Russian state media showed Kim's armored train arriving at Vladivostok, a port city on the Pacific coast. North Korean attendants polished the outside of Kim's train car as it pulled into the station. The door to Kim's carriage was intended to line up with a red carpet. The train overshot its mark by a few feet. Everyone waited as the train backed up. Kim finally exited.
The North Korean leader, smiling and wearing a black hat, was greeted by Vladivostok's regional governor. The two walked toward the street and briefly watched a small military parade before Kim was spirited away in his limousine, surrounded by a jogging phalanx of bodyguards.
This is Kim's first trip to Russia and first meeting with Putin.
Kim, who began ruling North Korea in 2011, is expected to stay there days, but the trip has been shrouded in secrecy.
Thursday's summit will be on the campus of Far East Federal University on Russky Island, which is linked to Vladivostok by bridge.
After the summit, Kim reportedly plans to tour cultural sites, possibly including, as reported by the Russian newspaper Kommersant, the Mariinsky Theater and the Russian Pacific Fleet's museum.
Kim's sister, Kim Yo Jong, reportedly landed in Vladivostok on Monday, while Kim's chief of protocol, Kim Chang Son, has been in the city since last week supervising preparations, according to Russian and South Korean media reports.

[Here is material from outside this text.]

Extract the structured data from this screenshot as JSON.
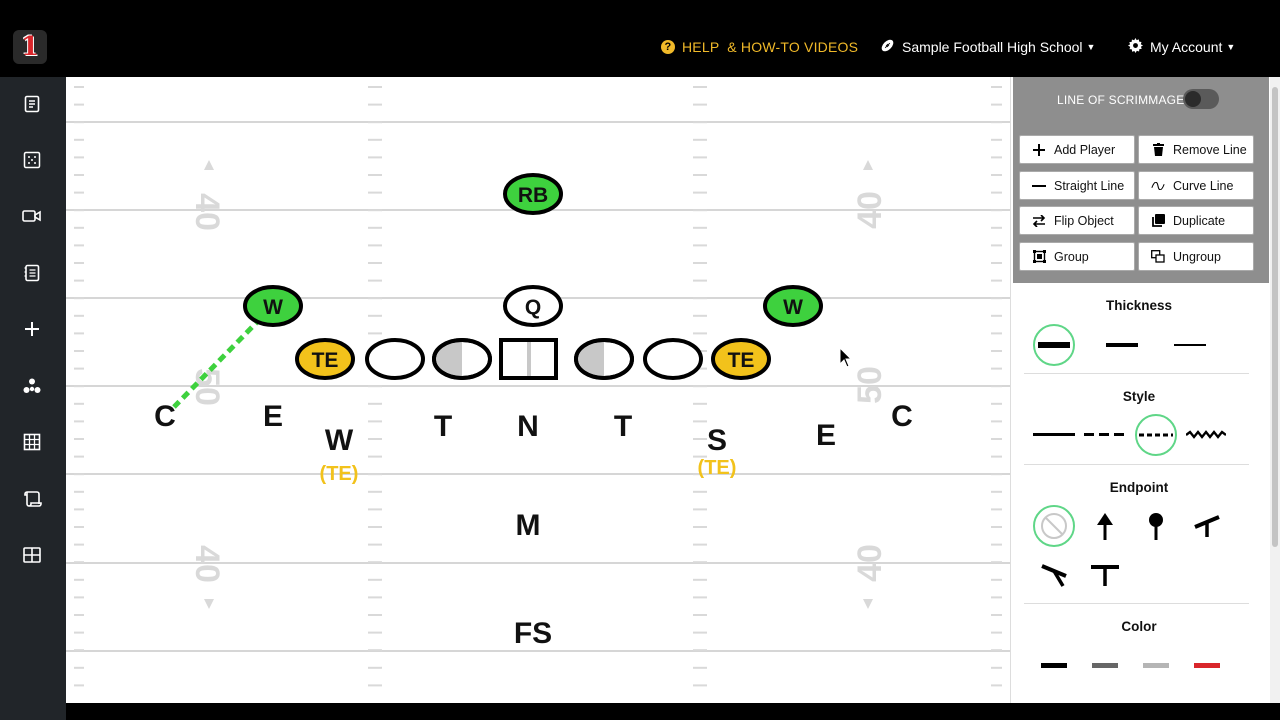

Kim avoids flying. After his 420-mile trip from Pyongyang by armored train, he was greeted by women in traditional folks dresses who offered him bread and salt -- as is tradition.
The meeting between Kim and Putin comes as North Korea and the United States still can't agree on much of anything. A second summit between Kim and President Donald Trump abruptly ended in February with nothing resolved.
The North Koreans have since claimed to have tested a new weapon and asked that Secretary of State Mike Pompeo no longer be involved in negotiations between the two nations.
Dmitry Peskov, a Kremlin spokesman, said Putin and Kim will discuss questions surrounding North Korea's nuclear ambitions as well as bilateral issues. Kim told a Russian state TV reporter he hoped to advance concrete efforts for ending the Korean Peninsula conflict.
Russia portrays itself as friendly toward North Korea and often criticizes the U.S. for refusing to make concessions. Russia supports North Korea's economy, even when sanctioning it, as tens of thousands of North Koreans work in Russia -- mostly as laborers -- in defiance of a U.N. ban.
South Korea's foreign ministry said last week it hoped the Kim-Putin summit proves "an opportunity that contributes to positive progress" toward denuclearization, but most experts aren't expecting much -- they believe Russia is holding the meeting now to demonstrate strength and that Kim made the trip to show he had other geopolitical options after he and Trump failed to cut a deal in Vietnam.